Parks and public open space have important health benefits. The amount and type of park space is a key element of urban design and impacts people’s perceptions of ‘neighborliness’ and safety. Quality parks that are used by residents can have positive impacts on physical activity, stress reduction, community building, and injury prevention.[i] Satisfaction with and use of parks and recreation facilities, hinges upon perceptions of the quality, maintenance, and accessibility of amenities. Challenges in accessing parks can arise from factors including proximity, public safety, the level and type of services provided, social exclusion, and the management and design of the space.
In 2015, the Controller’s Office made significant changes to the City Survey methodology to ensure that the survey reached a representative sample of San Francisco residents. In previous years the City Survey had been administered primarily by mail, while the 2015 survey was administered primarily by phone. Due to these changes, differences in survey results between 2015 and previous years should be interpreted with caution.

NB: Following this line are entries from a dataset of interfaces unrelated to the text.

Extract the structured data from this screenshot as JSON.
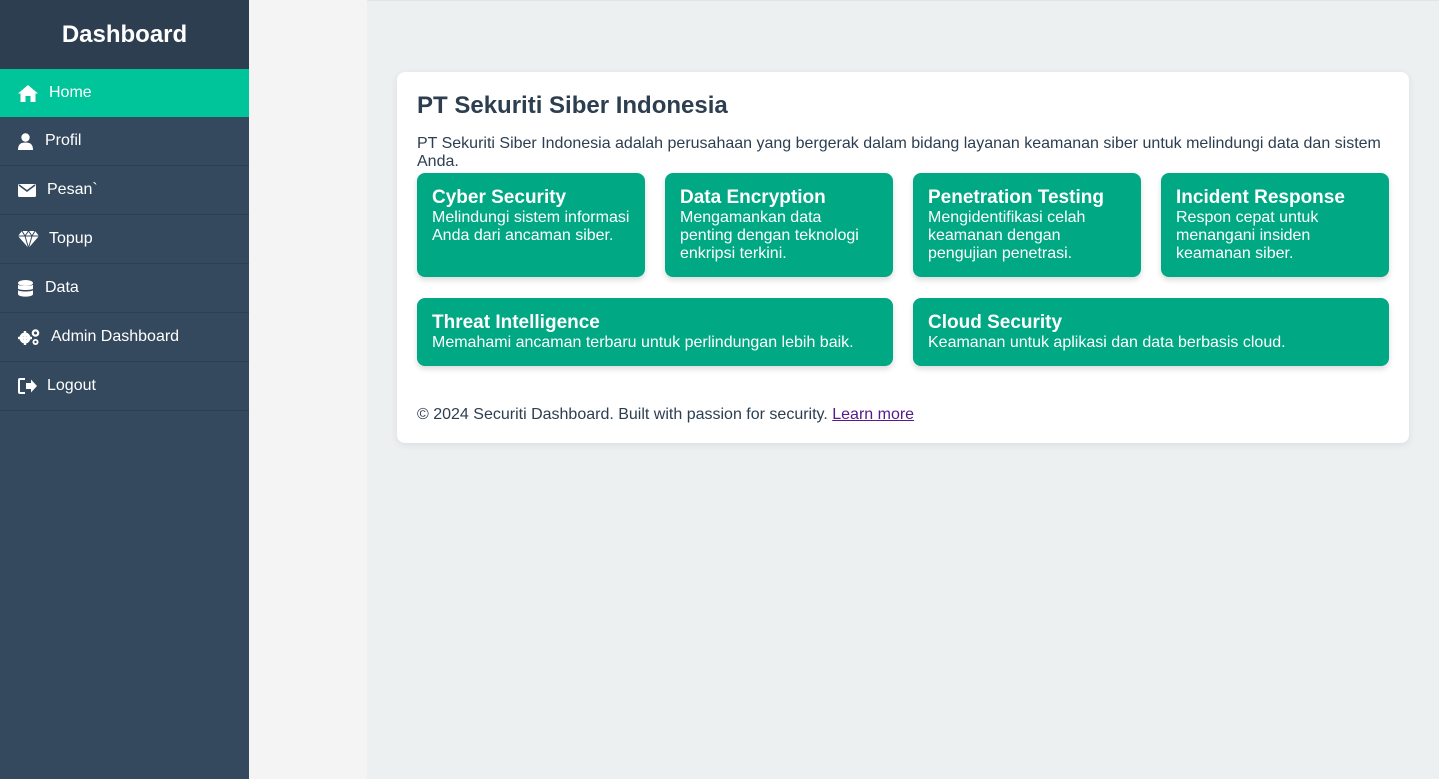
{
  "sidebar": {
    "title": "Dashboard",
    "items": [
      {
        "label": "Home",
        "icon": "home-icon",
        "active": true
      },
      {
        "label": "Profil",
        "icon": "user-icon"
      },
      {
        "label": "Pesan`",
        "icon": "envelope-icon"
      },
      {
        "label": "Topup",
        "icon": "diamond-icon"
      },
      {
        "label": "Data",
        "icon": "database-icon"
      },
      {
        "label": "Admin Dashboard",
        "icon": "gears-icon"
      },
      {
        "label": "Logout",
        "icon": "logout-icon"
      }
    ]
  },
  "main": {
    "title": "PT Sekuriti Siber Indonesia",
    "intro": "PT Sekuriti Siber Indonesia adalah perusahaan yang bergerak dalam bidang layanan keamanan siber untuk melindungi data dan sistem Anda.",
    "services_row1": [
      {
        "title": "Cyber Security",
        "desc": "Melindungi sistem informasi Anda dari ancaman siber."
      },
      {
        "title": "Data Encryption",
        "desc": "Mengamankan data penting dengan teknologi enkripsi terkini."
      },
      {
        "title": "Penetration Testing",
        "desc": "Mengidentifikasi celah keamanan dengan pengujian penetrasi."
      },
      {
        "title": "Incident Response",
        "desc": "Respon cepat untuk menangani insiden keamanan siber."
      }
    ],
    "services_row2": [
      {
        "title": "Threat Intelligence",
        "desc": "Memahami ancaman terbaru untuk perlindungan lebih baik."
      },
      {
        "title": "Cloud Security",
        "desc": "Keamanan untuk aplikasi dan data berbasis cloud."
      }
    ],
    "footer_text": "© 2024 Securiti Dashboard. Built with passion for security.",
    "footer_link": "Learn more"
  },
  "colors": {
    "sidebar_bg": "#34495e",
    "sidebar_header_bg": "#2c3e50",
    "active_item": "#00c49a",
    "service_card": "#00a884",
    "text_dark": "#2c3e50"
  }
}
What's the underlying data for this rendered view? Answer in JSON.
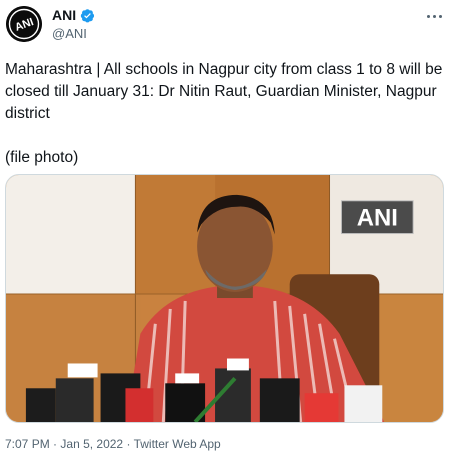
{
  "account": {
    "display_name": "ANI",
    "handle": "@ANI",
    "avatar_text": "ANI",
    "verified_icon": "verified-badge-icon"
  },
  "tweet": {
    "text": "Maharashtra | All schools in Nagpur city from class 1 to 8 will be closed till January 31: Dr Nitin Raut, Guardian Minister, Nagpur district\n\n(file photo)",
    "media_watermark": "ANI"
  },
  "meta": {
    "time": "7:07 PM",
    "date": "Jan 5, 2022",
    "source": "Twitter Web App",
    "separator": "·"
  },
  "colors": {
    "text": "#0f1419",
    "secondary": "#536471",
    "verified": "#1d9bf0",
    "border": "#cfd9de"
  }
}
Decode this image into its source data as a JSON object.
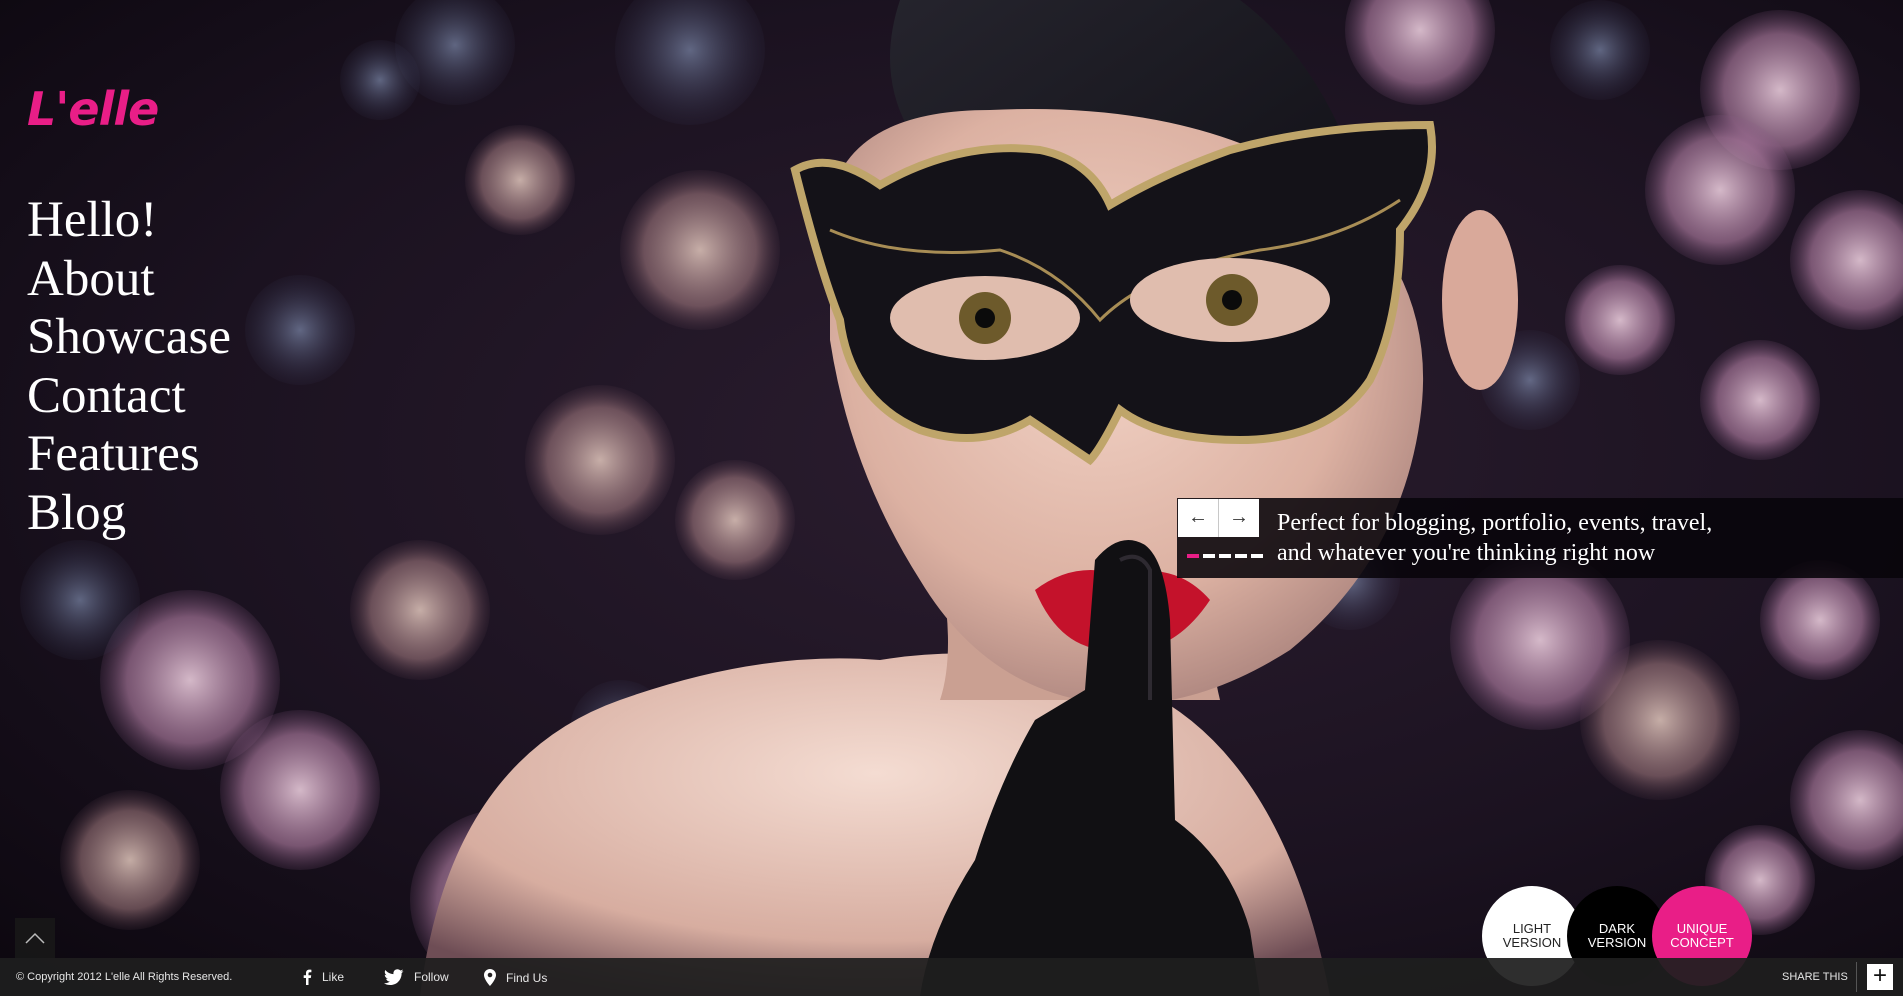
{
  "brand": {
    "logo_text": "L'elle",
    "accent": "#e91e87"
  },
  "nav": {
    "items": [
      {
        "label": "Hello!"
      },
      {
        "label": "About"
      },
      {
        "label": "Showcase"
      },
      {
        "label": "Contact"
      },
      {
        "label": "Features"
      },
      {
        "label": "Blog"
      }
    ]
  },
  "hero": {
    "image": "woman-masquerade-mask-photo",
    "prev_icon": "←",
    "next_icon": "→",
    "slide_count": 5,
    "active_slide": 1,
    "caption": "Perfect for blogging, portfolio, events, travel,\nand whatever you're thinking right now"
  },
  "versions": {
    "light": "LIGHT\nVERSION",
    "dark": "DARK\nVERSION",
    "unique": "UNIQUE\nCONCEPT"
  },
  "footer": {
    "copyright": "© Copyright 2012 L'elle All Rights Reserved.",
    "like": "Like",
    "follow": "Follow",
    "find_us": "Find Us",
    "share_label": "SHARE THIS",
    "share_icon": "+"
  },
  "colors": {
    "background": "#140d18",
    "footer": "#1e1e1e",
    "dark_version": "#000000",
    "light_version": "#ffffff"
  }
}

In survey years 2011 and 2013, the proportion of residents visiting city parks on average, at least once per week remained relatively the same, with the percentage being roughly 10% higher citywide than in District 6. In 2015, after the survey methodology changed, the proportion of residents visiting a city park increased by about 10% citywide and 16% in District 6, demonstrating similar park visiting behaviors among District 6 residents compared to the city as a whole.
Office of the Controller, San Francisco City Survey, 2011-2015, available here: http://sfcitysurvey.weebly.com/.
[i] National Center for Environmental Health. “Parks and Trails Health Impact Assessment Toolkit.” Center for Disease Control and Prevention, June 2, 2016. http://www.cdc.gov/healthyplaces/parks_trails/#health.